Your most valuable asset as a speaker is your voice. Effective speakers vary the pitch and inflection of their voice for emphasis. Think about all the monotone lectures you had in college. Remember how boring they were? One reason was that the professor never varied his or her tone of voice. Big points melded with small points into some kind of tasteless stew of ideas that never boiled, never simmered, just remained lukewarm. And was forgettable.
But with practice, you can move to the head of your class by putting some zip and zest into your voice. Here's how.
Give voice to your voice. Practice using rising and falling inflections for meaning as well as for questions. Inflection is a form of audio punctuation. Use it!
Hear your message. Record yourself speaking. After you get over the hurdle of what your voice actually sounds like (trust me, everyone hates the sound of his or her own voice), listen to what you are saying. Ask yourself:
How am I using inflection?
Do I sound credible?
Would I buy from this guy?

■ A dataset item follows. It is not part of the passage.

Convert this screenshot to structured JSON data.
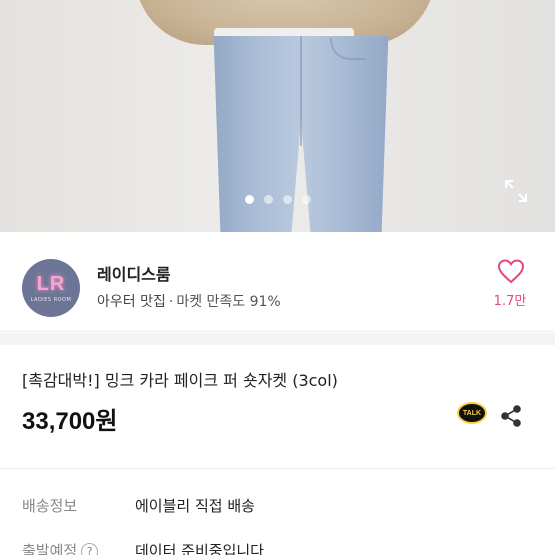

This final question applies to everyone, not just salespeople. As presenters, all of us are pitching something, so we need to ask whether the audience is buying it, i.e., is receptive to the message. When speaking about Sundance or his commitment to the environment, Robert Redford employs his actor's ability to reflect his conviction through his voice. You recognize his sincerity in an instant.